§ **Problem to solve**
Search term "JSON": work out how many lines of the data below contain it, and answer with that number alone.

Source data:

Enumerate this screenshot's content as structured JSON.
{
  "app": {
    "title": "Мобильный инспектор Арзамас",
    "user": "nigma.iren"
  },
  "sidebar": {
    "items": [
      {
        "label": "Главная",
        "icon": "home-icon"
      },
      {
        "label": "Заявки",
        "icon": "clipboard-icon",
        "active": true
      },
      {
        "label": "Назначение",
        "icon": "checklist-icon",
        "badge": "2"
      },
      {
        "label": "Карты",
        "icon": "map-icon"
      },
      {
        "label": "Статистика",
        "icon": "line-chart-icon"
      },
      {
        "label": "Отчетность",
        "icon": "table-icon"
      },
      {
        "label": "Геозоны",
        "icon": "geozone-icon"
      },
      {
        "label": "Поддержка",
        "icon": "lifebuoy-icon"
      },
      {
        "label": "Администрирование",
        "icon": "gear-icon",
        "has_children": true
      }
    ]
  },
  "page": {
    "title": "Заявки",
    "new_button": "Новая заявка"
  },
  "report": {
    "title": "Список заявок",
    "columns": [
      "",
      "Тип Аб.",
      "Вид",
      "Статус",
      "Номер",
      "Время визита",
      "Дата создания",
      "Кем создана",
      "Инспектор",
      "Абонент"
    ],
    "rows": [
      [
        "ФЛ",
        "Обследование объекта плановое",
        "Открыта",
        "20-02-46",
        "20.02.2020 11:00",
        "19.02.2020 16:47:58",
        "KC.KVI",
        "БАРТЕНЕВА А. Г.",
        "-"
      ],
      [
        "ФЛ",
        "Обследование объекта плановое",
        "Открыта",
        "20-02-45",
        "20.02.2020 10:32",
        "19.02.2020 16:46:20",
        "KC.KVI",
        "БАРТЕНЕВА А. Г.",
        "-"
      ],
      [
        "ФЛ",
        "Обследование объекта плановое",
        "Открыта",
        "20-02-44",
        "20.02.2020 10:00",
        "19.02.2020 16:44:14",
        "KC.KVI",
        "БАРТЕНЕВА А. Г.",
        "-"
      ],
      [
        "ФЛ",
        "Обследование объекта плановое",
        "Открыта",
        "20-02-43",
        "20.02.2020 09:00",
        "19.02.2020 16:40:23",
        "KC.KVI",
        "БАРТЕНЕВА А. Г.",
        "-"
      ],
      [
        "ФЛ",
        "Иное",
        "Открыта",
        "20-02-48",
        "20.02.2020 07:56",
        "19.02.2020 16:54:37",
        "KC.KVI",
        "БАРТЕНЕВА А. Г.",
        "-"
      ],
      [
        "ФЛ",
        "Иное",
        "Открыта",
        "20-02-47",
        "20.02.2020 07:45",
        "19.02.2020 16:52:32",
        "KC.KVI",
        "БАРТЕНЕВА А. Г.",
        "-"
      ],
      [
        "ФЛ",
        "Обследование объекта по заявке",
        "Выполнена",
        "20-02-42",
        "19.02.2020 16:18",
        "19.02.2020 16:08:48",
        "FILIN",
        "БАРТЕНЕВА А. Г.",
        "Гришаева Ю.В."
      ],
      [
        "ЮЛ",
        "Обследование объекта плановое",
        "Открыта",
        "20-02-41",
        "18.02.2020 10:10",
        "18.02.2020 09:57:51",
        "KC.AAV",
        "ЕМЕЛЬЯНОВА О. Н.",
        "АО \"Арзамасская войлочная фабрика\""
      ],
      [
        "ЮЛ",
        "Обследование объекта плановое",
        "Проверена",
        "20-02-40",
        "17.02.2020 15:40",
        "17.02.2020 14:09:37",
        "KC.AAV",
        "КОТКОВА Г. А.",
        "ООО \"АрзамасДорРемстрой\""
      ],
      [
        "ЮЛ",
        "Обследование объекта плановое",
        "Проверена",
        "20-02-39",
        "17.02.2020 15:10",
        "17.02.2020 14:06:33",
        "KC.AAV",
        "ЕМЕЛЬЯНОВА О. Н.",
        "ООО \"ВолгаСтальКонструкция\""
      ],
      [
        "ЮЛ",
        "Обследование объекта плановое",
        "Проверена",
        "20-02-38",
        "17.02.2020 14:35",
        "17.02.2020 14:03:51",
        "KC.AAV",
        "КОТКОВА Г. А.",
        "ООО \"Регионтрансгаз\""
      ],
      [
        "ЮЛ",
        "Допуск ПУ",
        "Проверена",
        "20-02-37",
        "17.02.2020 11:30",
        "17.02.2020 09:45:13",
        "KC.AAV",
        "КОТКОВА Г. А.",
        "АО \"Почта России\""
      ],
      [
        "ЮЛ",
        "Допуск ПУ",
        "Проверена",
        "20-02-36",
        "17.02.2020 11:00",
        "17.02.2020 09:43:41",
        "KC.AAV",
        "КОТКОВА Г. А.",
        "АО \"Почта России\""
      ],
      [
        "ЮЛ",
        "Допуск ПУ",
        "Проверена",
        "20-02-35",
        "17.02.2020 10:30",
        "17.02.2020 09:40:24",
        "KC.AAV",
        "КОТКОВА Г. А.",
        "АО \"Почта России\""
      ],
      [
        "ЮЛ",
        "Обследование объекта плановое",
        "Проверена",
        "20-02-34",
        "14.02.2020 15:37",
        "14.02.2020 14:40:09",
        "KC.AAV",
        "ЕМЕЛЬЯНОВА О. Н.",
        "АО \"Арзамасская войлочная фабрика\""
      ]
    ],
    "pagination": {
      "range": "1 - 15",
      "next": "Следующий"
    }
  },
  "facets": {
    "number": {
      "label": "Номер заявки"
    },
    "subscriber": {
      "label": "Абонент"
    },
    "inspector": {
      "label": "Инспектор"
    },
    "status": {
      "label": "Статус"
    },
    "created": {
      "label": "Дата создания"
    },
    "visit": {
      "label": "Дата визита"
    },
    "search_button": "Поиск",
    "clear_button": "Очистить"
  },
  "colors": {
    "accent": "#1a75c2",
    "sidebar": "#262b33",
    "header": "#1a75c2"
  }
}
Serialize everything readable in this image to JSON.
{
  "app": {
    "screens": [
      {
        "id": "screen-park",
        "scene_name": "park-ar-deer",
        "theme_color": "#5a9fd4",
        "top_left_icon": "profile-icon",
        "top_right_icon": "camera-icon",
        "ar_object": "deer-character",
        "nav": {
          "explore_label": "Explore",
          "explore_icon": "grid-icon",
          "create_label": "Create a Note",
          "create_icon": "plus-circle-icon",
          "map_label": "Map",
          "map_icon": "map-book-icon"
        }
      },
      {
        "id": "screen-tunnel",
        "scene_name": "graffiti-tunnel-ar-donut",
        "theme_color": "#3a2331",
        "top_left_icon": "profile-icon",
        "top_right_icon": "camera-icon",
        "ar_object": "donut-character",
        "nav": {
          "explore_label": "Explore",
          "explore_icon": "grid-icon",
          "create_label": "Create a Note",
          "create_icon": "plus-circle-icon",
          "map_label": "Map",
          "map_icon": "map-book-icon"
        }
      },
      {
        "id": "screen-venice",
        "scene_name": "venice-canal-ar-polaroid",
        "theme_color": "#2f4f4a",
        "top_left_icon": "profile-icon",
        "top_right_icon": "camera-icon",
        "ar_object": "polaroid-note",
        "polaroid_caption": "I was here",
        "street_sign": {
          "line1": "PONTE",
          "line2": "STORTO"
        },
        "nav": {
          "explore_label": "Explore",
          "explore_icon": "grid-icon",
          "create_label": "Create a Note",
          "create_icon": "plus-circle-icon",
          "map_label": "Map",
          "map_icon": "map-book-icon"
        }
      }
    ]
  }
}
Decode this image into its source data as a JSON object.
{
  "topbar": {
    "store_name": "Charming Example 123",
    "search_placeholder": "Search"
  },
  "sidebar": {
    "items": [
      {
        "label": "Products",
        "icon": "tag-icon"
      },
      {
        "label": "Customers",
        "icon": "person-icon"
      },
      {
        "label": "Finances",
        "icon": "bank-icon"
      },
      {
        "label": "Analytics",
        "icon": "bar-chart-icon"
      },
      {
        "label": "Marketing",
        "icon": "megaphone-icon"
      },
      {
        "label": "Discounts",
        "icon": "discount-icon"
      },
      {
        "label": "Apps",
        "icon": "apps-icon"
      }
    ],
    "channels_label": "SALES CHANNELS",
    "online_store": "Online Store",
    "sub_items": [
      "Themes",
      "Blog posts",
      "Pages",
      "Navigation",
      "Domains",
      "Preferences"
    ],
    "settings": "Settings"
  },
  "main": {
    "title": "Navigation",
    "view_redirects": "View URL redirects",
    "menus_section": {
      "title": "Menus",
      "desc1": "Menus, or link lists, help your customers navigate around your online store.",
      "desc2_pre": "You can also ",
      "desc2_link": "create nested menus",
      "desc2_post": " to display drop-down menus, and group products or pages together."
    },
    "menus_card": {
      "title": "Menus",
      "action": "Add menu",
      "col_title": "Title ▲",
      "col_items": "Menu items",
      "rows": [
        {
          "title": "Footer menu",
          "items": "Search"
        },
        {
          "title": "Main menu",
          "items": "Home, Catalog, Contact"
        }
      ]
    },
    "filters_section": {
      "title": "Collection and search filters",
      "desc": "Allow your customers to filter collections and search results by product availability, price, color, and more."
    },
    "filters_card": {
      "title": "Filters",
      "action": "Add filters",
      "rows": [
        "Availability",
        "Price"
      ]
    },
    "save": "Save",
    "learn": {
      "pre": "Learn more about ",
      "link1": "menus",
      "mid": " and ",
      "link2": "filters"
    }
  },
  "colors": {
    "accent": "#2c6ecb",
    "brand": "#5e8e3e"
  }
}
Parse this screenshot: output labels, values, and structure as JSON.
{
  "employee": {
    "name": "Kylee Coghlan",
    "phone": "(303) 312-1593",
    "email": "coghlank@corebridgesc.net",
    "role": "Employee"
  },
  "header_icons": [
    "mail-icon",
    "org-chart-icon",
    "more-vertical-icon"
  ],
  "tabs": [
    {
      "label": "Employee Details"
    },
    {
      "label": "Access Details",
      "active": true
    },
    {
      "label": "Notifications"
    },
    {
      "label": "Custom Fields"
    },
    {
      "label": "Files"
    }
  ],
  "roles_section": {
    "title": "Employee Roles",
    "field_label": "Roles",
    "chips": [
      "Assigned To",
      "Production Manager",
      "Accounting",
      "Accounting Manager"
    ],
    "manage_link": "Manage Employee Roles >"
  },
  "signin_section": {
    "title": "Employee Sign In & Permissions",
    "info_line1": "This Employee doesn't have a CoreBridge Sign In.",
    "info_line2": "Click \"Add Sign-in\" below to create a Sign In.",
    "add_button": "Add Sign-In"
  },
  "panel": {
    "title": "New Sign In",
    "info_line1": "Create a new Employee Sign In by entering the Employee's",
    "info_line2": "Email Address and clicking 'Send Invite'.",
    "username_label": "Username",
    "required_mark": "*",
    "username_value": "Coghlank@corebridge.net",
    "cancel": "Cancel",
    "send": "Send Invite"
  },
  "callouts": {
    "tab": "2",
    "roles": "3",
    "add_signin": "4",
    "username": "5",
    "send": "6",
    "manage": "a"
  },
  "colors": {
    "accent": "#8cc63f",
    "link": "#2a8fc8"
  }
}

§ **Written solution**
4